- **PROMPT**
Report each line of the records where "label" occurs.

- **INFORMATION PROVIDED**
Content starts
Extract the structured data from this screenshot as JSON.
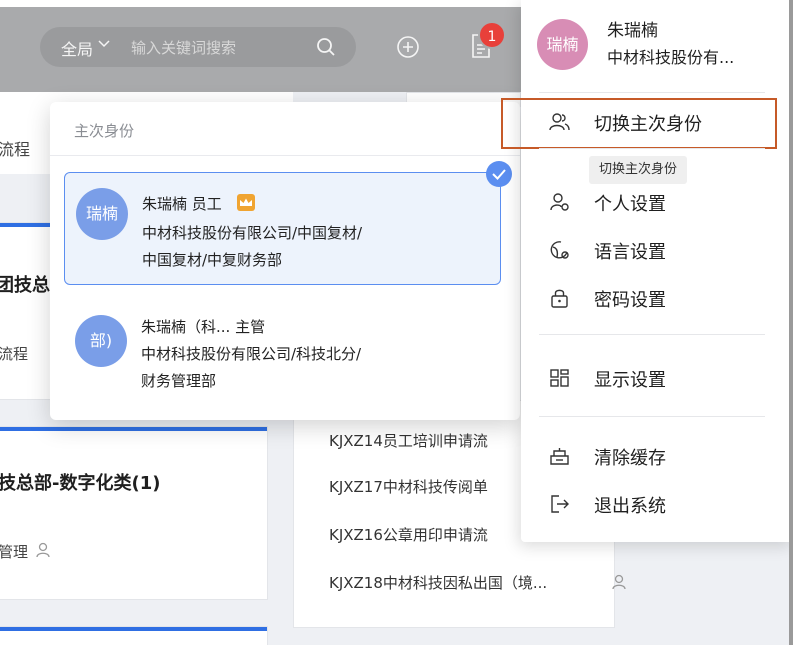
{
  "header": {
    "search_scope": "全局",
    "search_placeholder": "输入关键词搜索",
    "notification_count": "1"
  },
  "background": {
    "frag_top": "流程",
    "card1_title": "团技总",
    "card1_sub": "流程",
    "card2_title": "技总部-数字化类(1)",
    "card2_sub": "管理",
    "list_items": [
      "KJXZ14员工培训申请流",
      "KJXZ17中材科技传阅单",
      "KJXZ16公章用印申请流",
      "KJXZ18中材科技因私出国（境..."
    ]
  },
  "identity_popup": {
    "title": "主次身份",
    "identities": [
      {
        "avatar": "瑞楠",
        "name_line": "朱瑞楠 员工",
        "org_line1": "中材科技股份有限公司/中国复材/",
        "org_line2": "中国复材/中复财务部",
        "selected": true
      },
      {
        "avatar": "部)",
        "name_line": "朱瑞楠（科...    主管",
        "org_line1": "中材科技股份有限公司/科技北分/",
        "org_line2": "财务管理部",
        "selected": false
      }
    ]
  },
  "user_menu": {
    "avatar": "瑞楠",
    "name": "朱瑞楠",
    "org": "中材科技股份有...",
    "tooltip": "切换主次身份",
    "items": [
      {
        "label": "切换主次身份",
        "icon": "users-icon"
      },
      {
        "label": "个人设置",
        "icon": "user-settings-icon"
      },
      {
        "label": "语言设置",
        "icon": "language-icon"
      },
      {
        "label": "密码设置",
        "icon": "lock-icon"
      },
      {
        "label": "显示设置",
        "icon": "display-icon"
      },
      {
        "label": "清除缓存",
        "icon": "clear-cache-icon"
      },
      {
        "label": "退出系统",
        "icon": "logout-icon"
      }
    ]
  },
  "colors": {
    "accent_blue": "#5b8ef0",
    "highlight_orange": "#c65a28",
    "badge_red": "#e8403a",
    "crown_orange": "#f0a431"
  }
}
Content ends
- **WRITTEN RESPONSE**
        "label": "切换主次身份",
        "label": "个人设置",
        "label": "语言设置",
        "label": "密码设置",
        "label": "显示设置",
        "label": "清除缓存",
        "label": "退出系统",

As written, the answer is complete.